Provided data:
------
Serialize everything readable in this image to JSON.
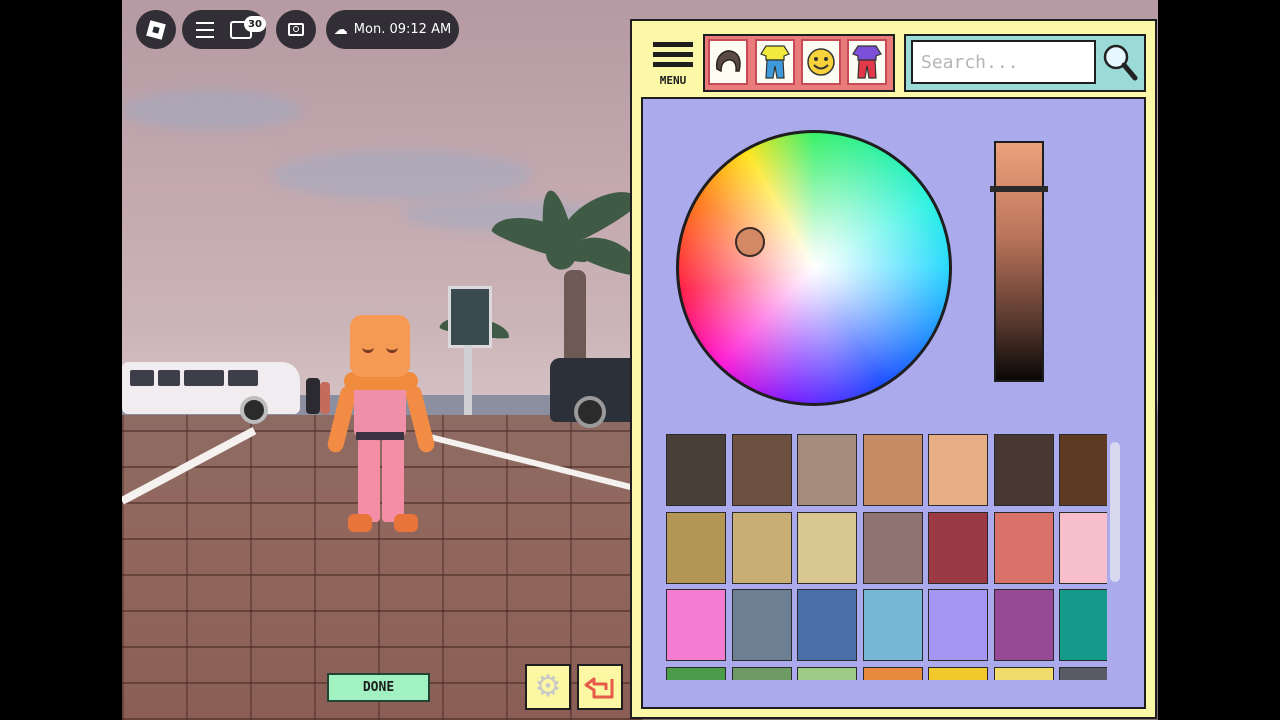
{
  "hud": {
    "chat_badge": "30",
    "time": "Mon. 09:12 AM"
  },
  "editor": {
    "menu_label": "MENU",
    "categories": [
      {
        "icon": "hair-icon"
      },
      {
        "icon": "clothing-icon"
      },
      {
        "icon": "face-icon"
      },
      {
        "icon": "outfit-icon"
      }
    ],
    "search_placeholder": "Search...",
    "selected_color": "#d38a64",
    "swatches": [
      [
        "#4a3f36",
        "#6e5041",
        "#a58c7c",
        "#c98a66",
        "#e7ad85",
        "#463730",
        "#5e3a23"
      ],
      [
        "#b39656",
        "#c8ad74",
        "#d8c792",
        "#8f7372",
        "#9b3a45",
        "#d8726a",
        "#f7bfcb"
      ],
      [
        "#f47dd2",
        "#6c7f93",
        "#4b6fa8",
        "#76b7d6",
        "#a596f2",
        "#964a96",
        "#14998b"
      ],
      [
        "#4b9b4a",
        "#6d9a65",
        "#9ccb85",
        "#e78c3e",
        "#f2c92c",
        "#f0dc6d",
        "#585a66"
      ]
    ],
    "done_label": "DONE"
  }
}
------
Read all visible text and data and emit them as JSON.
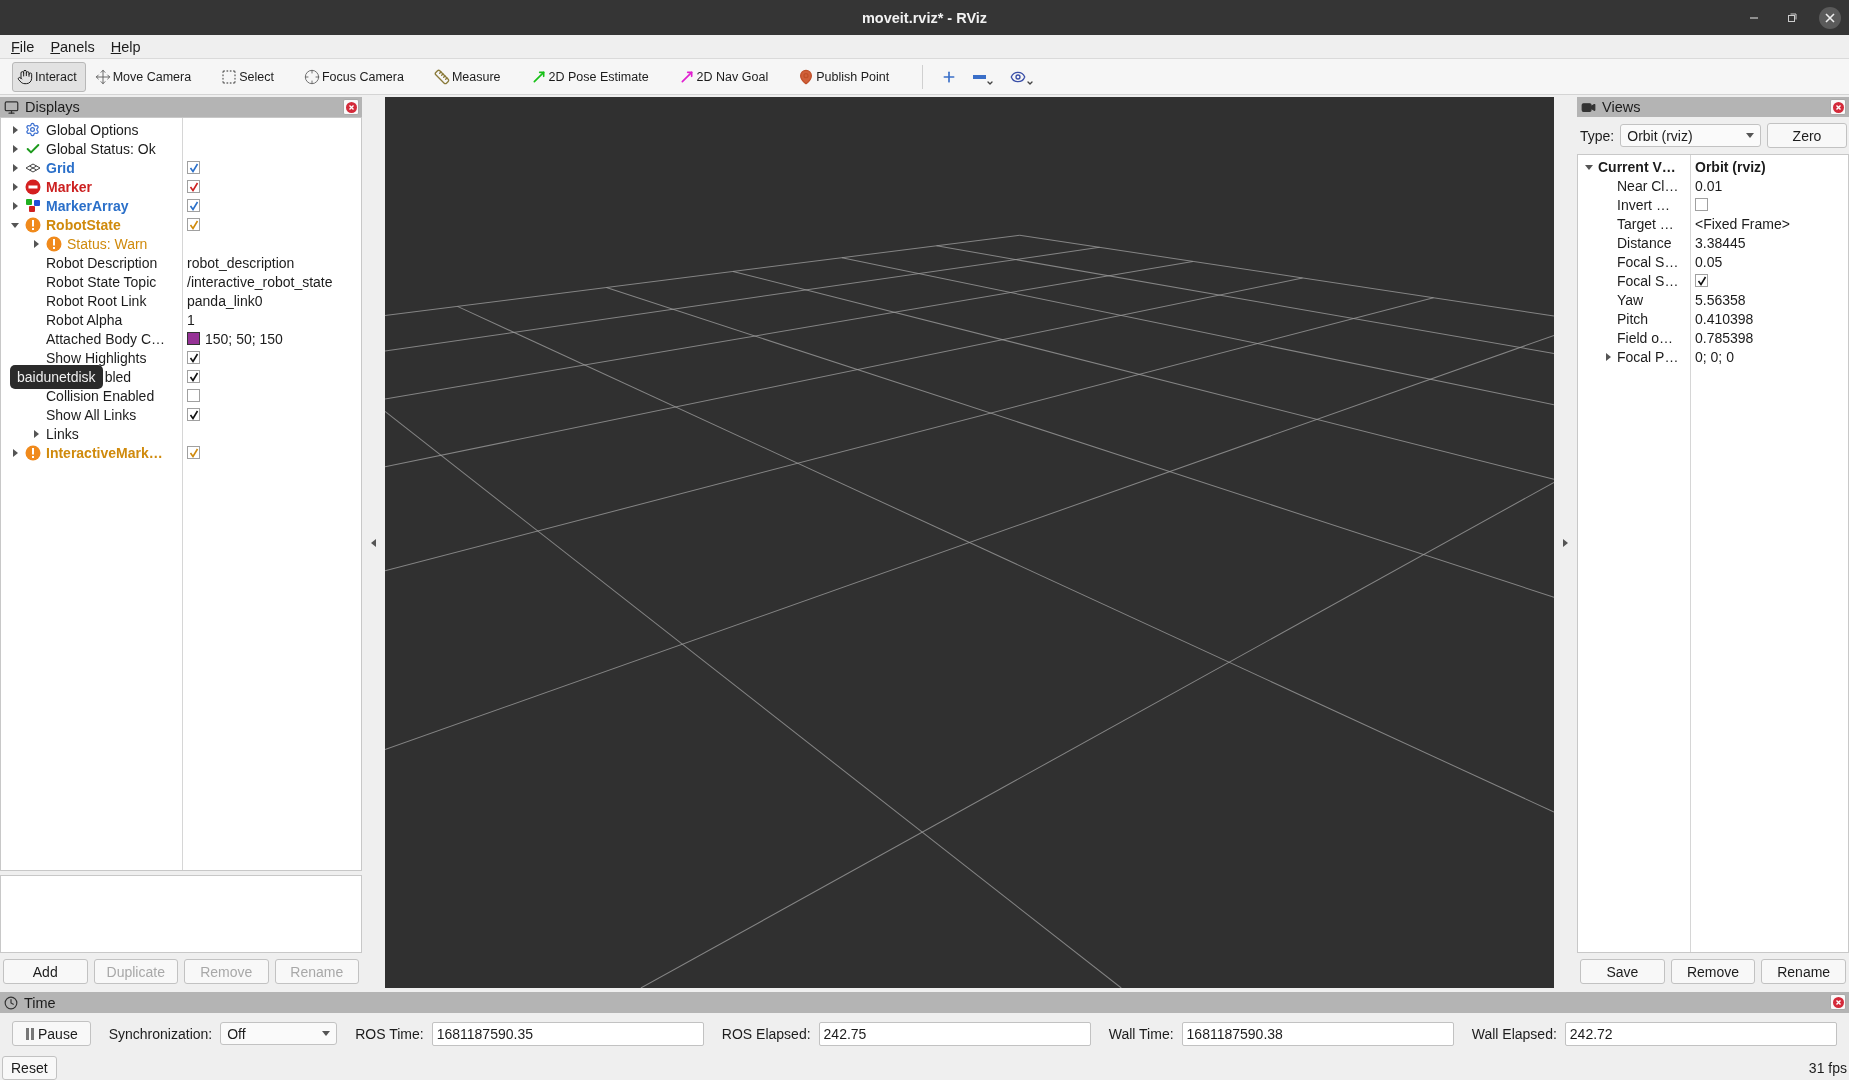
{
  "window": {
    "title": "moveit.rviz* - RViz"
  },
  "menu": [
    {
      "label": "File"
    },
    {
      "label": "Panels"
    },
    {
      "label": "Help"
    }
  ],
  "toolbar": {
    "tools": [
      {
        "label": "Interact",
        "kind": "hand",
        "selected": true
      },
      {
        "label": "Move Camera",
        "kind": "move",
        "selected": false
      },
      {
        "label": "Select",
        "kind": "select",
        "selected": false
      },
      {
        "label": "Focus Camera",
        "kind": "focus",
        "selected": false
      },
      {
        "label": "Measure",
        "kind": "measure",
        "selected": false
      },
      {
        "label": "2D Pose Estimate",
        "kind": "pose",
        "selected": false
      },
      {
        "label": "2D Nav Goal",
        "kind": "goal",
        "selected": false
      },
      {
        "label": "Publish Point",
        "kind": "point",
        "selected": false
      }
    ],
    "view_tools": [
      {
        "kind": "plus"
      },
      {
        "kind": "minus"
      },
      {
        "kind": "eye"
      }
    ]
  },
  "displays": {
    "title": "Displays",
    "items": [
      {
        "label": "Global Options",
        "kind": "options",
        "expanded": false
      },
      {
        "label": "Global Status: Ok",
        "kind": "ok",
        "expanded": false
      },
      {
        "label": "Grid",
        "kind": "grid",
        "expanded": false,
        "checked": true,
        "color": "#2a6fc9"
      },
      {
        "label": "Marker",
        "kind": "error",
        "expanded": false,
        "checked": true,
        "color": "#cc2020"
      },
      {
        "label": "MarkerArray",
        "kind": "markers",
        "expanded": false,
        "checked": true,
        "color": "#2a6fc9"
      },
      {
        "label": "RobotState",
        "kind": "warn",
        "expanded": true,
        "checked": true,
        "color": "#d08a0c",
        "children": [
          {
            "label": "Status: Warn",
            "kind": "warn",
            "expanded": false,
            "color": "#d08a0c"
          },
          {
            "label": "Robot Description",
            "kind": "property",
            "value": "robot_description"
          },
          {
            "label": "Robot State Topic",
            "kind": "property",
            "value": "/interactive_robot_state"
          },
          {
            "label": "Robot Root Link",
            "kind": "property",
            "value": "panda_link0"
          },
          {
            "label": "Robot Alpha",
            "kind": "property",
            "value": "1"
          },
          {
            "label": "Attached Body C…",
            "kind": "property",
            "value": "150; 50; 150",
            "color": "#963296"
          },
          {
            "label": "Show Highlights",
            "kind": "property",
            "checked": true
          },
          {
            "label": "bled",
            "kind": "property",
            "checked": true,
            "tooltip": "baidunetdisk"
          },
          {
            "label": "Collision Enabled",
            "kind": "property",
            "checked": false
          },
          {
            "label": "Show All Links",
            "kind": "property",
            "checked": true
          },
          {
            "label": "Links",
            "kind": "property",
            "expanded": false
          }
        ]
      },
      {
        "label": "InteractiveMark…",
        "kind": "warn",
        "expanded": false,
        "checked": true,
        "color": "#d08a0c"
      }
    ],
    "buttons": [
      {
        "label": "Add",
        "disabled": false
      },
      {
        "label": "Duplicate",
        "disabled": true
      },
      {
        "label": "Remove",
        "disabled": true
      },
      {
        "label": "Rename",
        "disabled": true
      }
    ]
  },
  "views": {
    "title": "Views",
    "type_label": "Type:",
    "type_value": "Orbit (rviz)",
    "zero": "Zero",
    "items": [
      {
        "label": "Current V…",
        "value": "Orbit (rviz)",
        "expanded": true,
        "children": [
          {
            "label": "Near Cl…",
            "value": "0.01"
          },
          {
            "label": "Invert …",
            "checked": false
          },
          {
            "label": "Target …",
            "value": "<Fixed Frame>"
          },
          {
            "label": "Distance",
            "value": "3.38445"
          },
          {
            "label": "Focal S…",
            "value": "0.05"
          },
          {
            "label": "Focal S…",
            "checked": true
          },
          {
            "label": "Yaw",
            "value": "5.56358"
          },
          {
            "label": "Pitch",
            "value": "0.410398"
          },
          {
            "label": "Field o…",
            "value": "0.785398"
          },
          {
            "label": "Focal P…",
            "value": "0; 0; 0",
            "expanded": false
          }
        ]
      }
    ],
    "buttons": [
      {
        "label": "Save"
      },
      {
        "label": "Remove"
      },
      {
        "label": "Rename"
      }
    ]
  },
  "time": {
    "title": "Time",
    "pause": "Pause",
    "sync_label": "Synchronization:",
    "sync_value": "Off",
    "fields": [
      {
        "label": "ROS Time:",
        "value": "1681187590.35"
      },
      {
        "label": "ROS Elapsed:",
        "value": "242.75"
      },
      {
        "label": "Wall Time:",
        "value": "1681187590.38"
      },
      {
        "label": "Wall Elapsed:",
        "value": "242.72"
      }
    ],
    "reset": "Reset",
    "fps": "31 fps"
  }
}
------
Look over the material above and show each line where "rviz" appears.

Answer section:
    "title": "moveit.rviz* - RViz"
    "type_value": "Orbit (rviz)",
        "value": "Orbit (rviz)",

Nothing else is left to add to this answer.